James Reginald Hayward, also known as James Butters, was shot and killed during a confrontation with police in the middle of a main road Wednesday morning, leaving family members reeling.

“I’m absolutely devastated,” Hayward’s stepmother Jessica Egan said through tears Thursday. “I’ve lost a son. My daughters have lost a brother. He was our family, he was ours.”

Police said the suspect was reportedly brandishing a knife and making threats toward security staff at a firefighting staging area set up at Port Hardy Secondary School Wednesday morning.

When officers tracked him down at Highway 19 and Granville Street, a confrontation occurred and the suspect was shot, according to RCMP.

Police didn’t release details of the confrontation or confirm the victim’s identity.

Witnesses told CTV News they saw the man wielding a knife in the intersection of Highway 19 and Granville Street when he was shot twice by an officer.

He fell to the ground for a moment before getting back on his feet, and that’s when officers fired three or four more shots at him, according to one witness.

No officers or members of the public were injured.

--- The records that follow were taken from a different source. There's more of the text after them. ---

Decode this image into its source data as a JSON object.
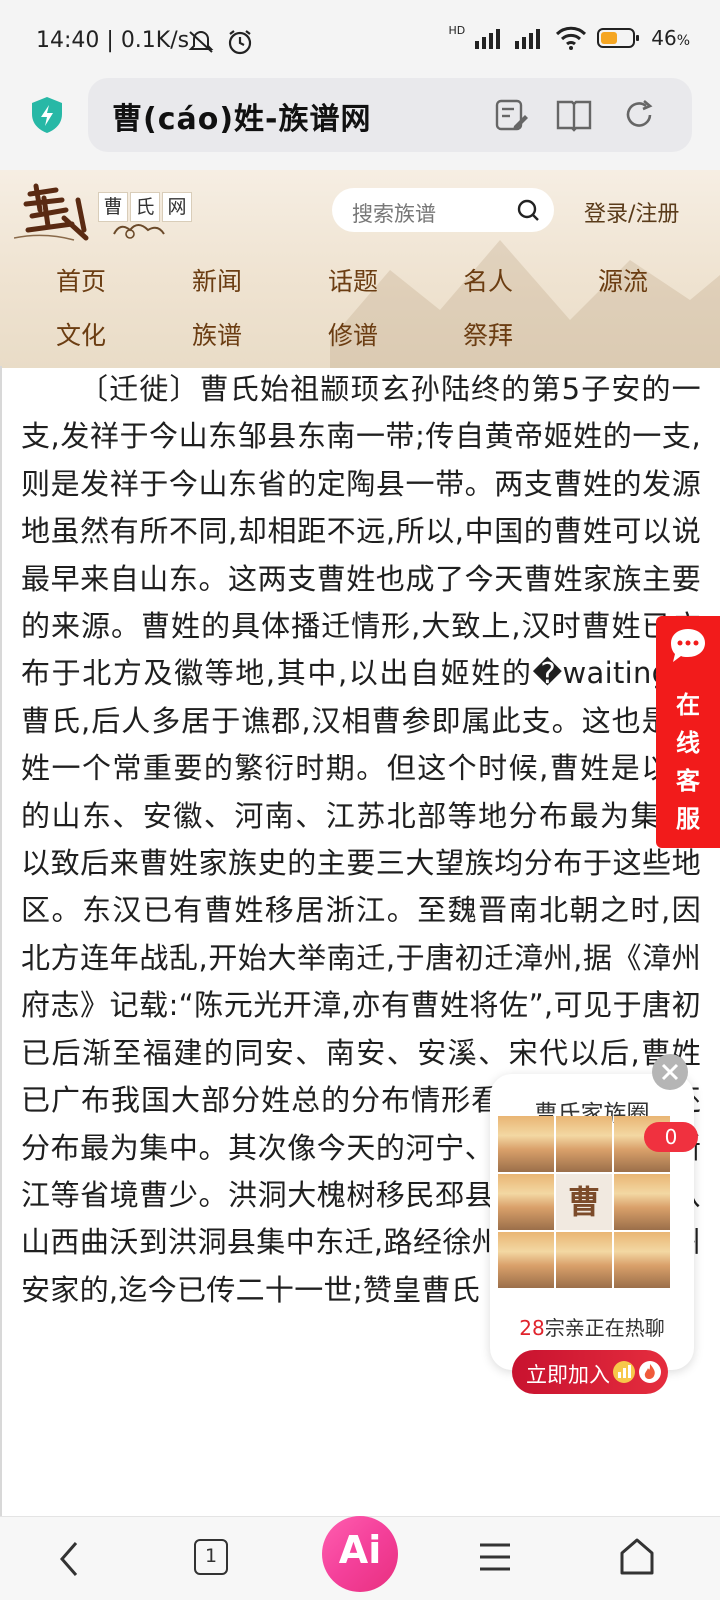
{
  "status_bar": {
    "time": "14:40",
    "speed": "0.1K/s",
    "battery": "46",
    "battery_unit": "%",
    "network": "HD"
  },
  "browser": {
    "page_title": "曹(cáo)姓-族谱网",
    "icons": [
      "shield-check-icon",
      "edit-note-icon",
      "reader-book-icon",
      "refresh-icon"
    ]
  },
  "site": {
    "logo_chars": [
      "曹",
      "氏",
      "网"
    ],
    "search_placeholder": "搜索族谱",
    "login_label": "登录/注册",
    "nav": [
      "首页",
      "新闻",
      "话题",
      "名人",
      "源流",
      "文化",
      "族谱",
      "修谱",
      "祭拜"
    ]
  },
  "article": {
    "text": "〔迁徙〕曹氏始祖颛顼玄孙陆终的第5子安的一支,发祥于今山东邹县东南一带;传自黄帝姬姓的一支,则是发祥于今山东省的定陶县一带。两支曹姓的发源地虽然有所不同,却相距不远,所以,中国的曹姓可以说最早来自山东。这两支曹姓也成了今天曹姓家族主要的来源。曹姓的具体播迁情形,大致上,汉时曹姓已广布于北方及徽等地,其中,以出自姬姓的�waiting国曹氏,后人多居于谯郡,汉相曹参即属此支。这也是曹姓一个常重要的繁衍时期。但这个时候,曹姓是以今的山东、安徽、河南、江苏北部等地分布最为集中,以致后来曹姓家族史的主要三大望族均分布于这些地区。东汉已有曹姓移居浙江。至魏晋南北朝之时,因北方连年战乱,开始大举南迁,于唐初迁漳州,据《漳州府志》记载:“陈元光开漳,亦有曹姓将佐”,可见于唐初已后渐至福建的同安、南安、安溪、宋代以后,曹姓已广布我国大部分姓总的分布情形看,历史上,曹姓还分布最为集中。其次像今天的河宁、甘肃、湖北、浙江等省境曹少。洪洞大槐树移民邳县曹氏一支中叶从山西曲沃到洪洞县集中东迁,路经徐州(彭城)后至邳州安家的,迄今已传二十一世;赞皇曹氏"
  },
  "customer_service": {
    "label": "在线客服"
  },
  "family_circle": {
    "title": "曹氏家族圈",
    "badge": "0",
    "center_char": "曹",
    "hot_count": "28",
    "hot_text": "宗亲正在热聊",
    "join_label": "立即加入"
  },
  "bottom_nav": {
    "tab_count": "1",
    "ai_label": "Ai"
  }
}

The Independent Investigations Office was called in to probe the shooting and have since taken over the case from RCMP.

Egan, who raised Hayward, said she can’t understand why police resorted to discharging their firearms.

“There was no Taser used? I don’t understand. We pay for that stuff so that cops don’t do this,” she said. “It just doesn’t make sense. How long did they try to talk him down from the situation?”

His sister, Vanessa Hayward, said James being involved in an altercation with police was “totally out of character.”

“He was a loving person, he always talked about his future,” she said. “He tried to encourage all the kids to stay out of trouble. That was not like him.”

An online petition has since been launched by Vanessa and other family members who say they’re seeking justice for Hayward’s death.

Many comments on the petition are from supporters who believe police were in the wrong.

“This was my niece’s son,” one writes. “What would a peace officer need to shot to kill anyone with a knife. When is a plea for help an invitation to kill.”

“James was not a bad guy,” wrote a friend, Gary David. “Most all the kids carry some type of weapon for protection when walking around town these days.”

Because ballistics, firearm analysis, an autopsy and collision reconstruction reports must be completed, his family could wait up to a year to find answers, according to the IIO.

“I want to see the secondary investigation possibly prove that the cops did not need to use the force that they did. They didn’t need to do that. There were other options,” Egan said.

Eight members of the IIO were sent to Port Hardy to probe the incident.

RCMP officials said they won’t comment on the incident until the investigation is complete.

Court documents show a person with the same name, James Reginald Butters, has several criminal convictions in Port Hardy in 2012 and 2013 including assault, break and enter, robbery, unlawful confinement and uttering threats.

With a report from CTV Vancouver Island's Joe Perkins